* [Work task] Find each line of the entries with the string "icon", please, and copy it.

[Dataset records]
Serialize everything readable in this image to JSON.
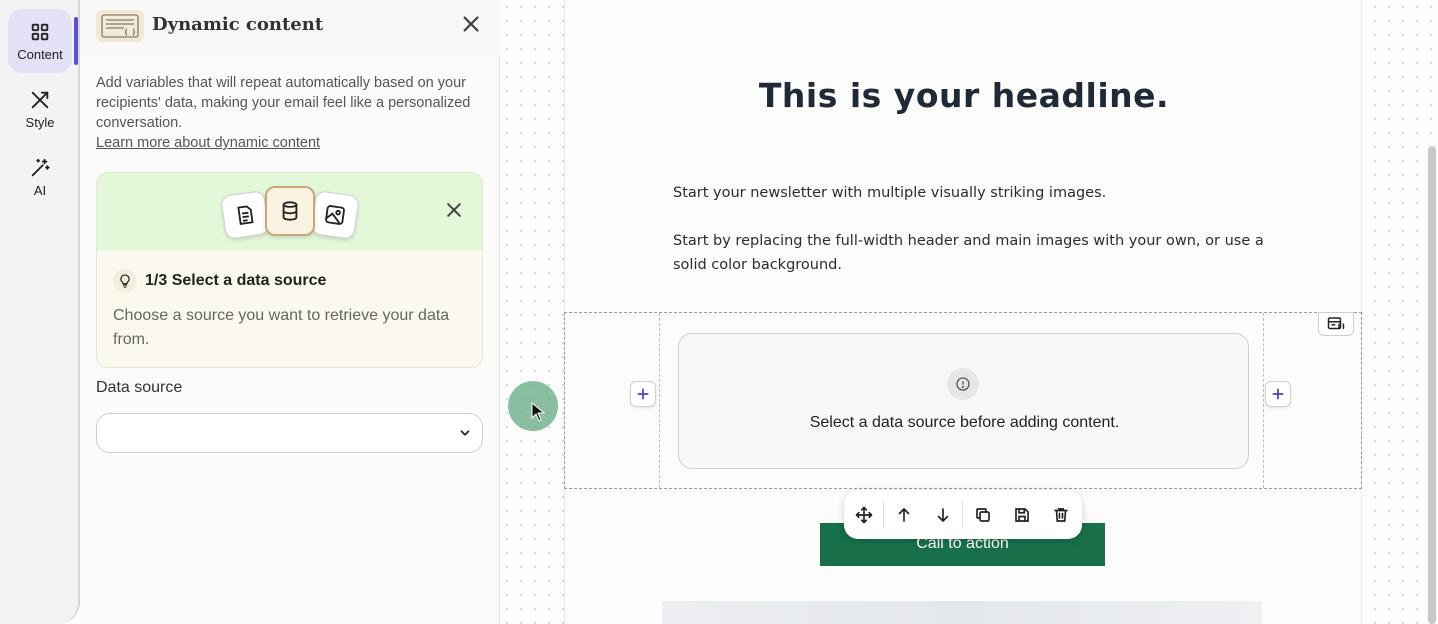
{
  "rail": {
    "items": [
      {
        "label": "Content",
        "icon": "grid-icon",
        "active": true
      },
      {
        "label": "Style",
        "icon": "brush-icon",
        "active": false
      },
      {
        "label": "AI",
        "icon": "magic-wand-icon",
        "active": false
      }
    ]
  },
  "panel": {
    "title": "Dynamic content",
    "description": "Add variables that will repeat automatically based on your recipients' data, making your email feel like a personalized conversation.",
    "learn_more": "Learn more about dynamic content",
    "step": {
      "title": "1/3 Select a data source",
      "description": "Choose a source you want to retrieve your data from."
    },
    "data_source": {
      "label": "Data source",
      "value": ""
    }
  },
  "email": {
    "headline": "This is your headline.",
    "paragraph1": "Start your newsletter with multiple visually striking images.",
    "paragraph2": "Start by replacing the full-width header and main images with your own, or use a solid color background.",
    "dynamic_block_message": "Select a data source before adding content.",
    "cta_label": "Call to action"
  },
  "toolbar": {
    "actions": [
      "move",
      "move-up",
      "move-down",
      "duplicate",
      "save",
      "delete"
    ]
  },
  "colors": {
    "accent": "#5b4fd6",
    "cta": "#17704a",
    "card_top": "#e3f7d9"
  }
}
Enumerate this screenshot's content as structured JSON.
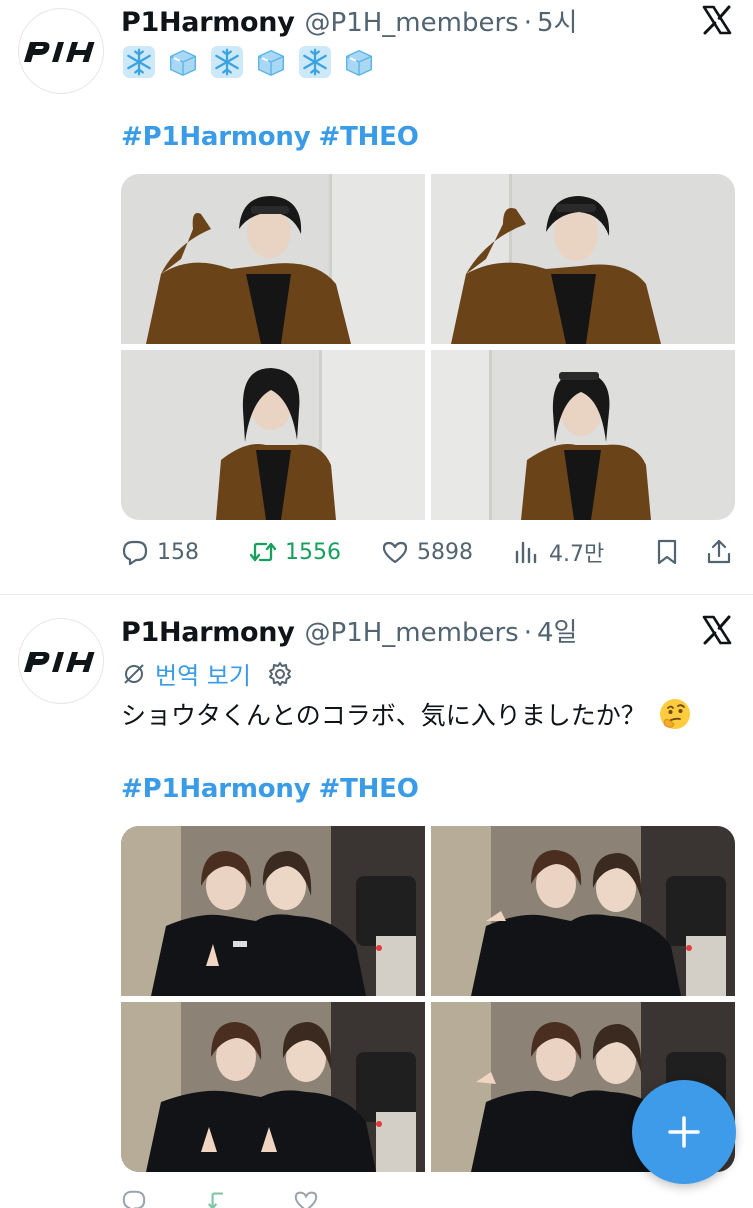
{
  "tweets": [
    {
      "display_name": "P1Harmony",
      "handle": "@P1H_members",
      "separator": "·",
      "time": "5시",
      "emojis": [
        "snowflake-icon",
        "ice-cube-icon",
        "snowflake-icon",
        "ice-cube-icon",
        "snowflake-icon",
        "ice-cube-icon"
      ],
      "hashtags": [
        "#P1Harmony",
        "#THEO"
      ],
      "photos": 4,
      "stats": {
        "replies": "158",
        "retweets": "1556",
        "likes": "5898",
        "views": "4.7만"
      }
    },
    {
      "display_name": "P1Harmony",
      "handle": "@P1H_members",
      "separator": "·",
      "time": "4일",
      "translate_label": "번역 보기",
      "text": "ショウタくんとのコラボ、気に入りましたか？",
      "text_emoji": "thinking-face-icon",
      "hashtags": [
        "#P1Harmony",
        "#THEO"
      ],
      "photos": 4
    }
  ],
  "colors": {
    "link": "#3a9be6",
    "retweet": "#17a05d",
    "muted": "#536471",
    "fab": "#3d9be9"
  },
  "fab": {
    "icon": "plus-icon"
  }
}
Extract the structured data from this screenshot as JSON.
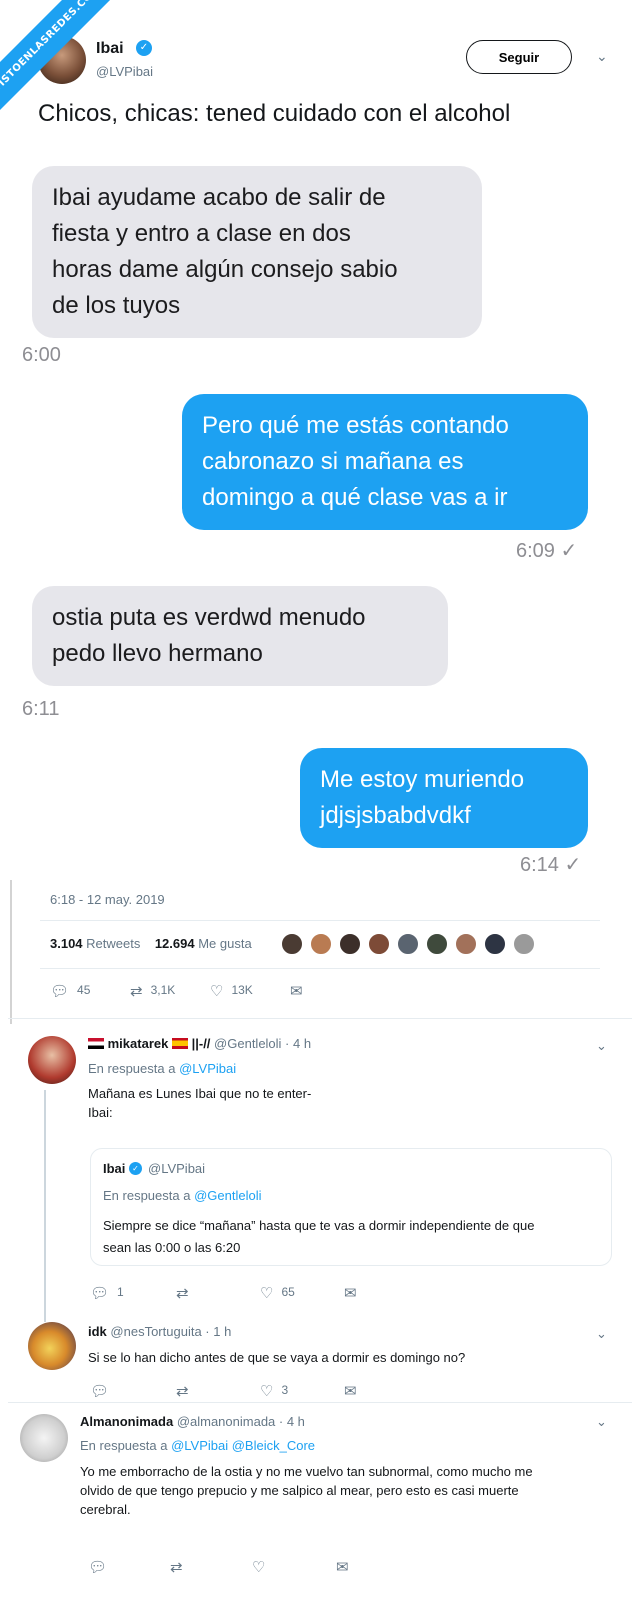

* [Result]
        "icon": "grid-icon",
        "icon": "brush-icon",
        "icon": "magic-wand-icon",
        "snowflake-icon",
        "ice-cube-icon",
        "snowflake-icon",
        "ice-cube-icon",
        "snowflake-icon",
        "ice-cube-icon"
      "text_emoji": "thinking-face-icon",
    "icon": "plus-icon"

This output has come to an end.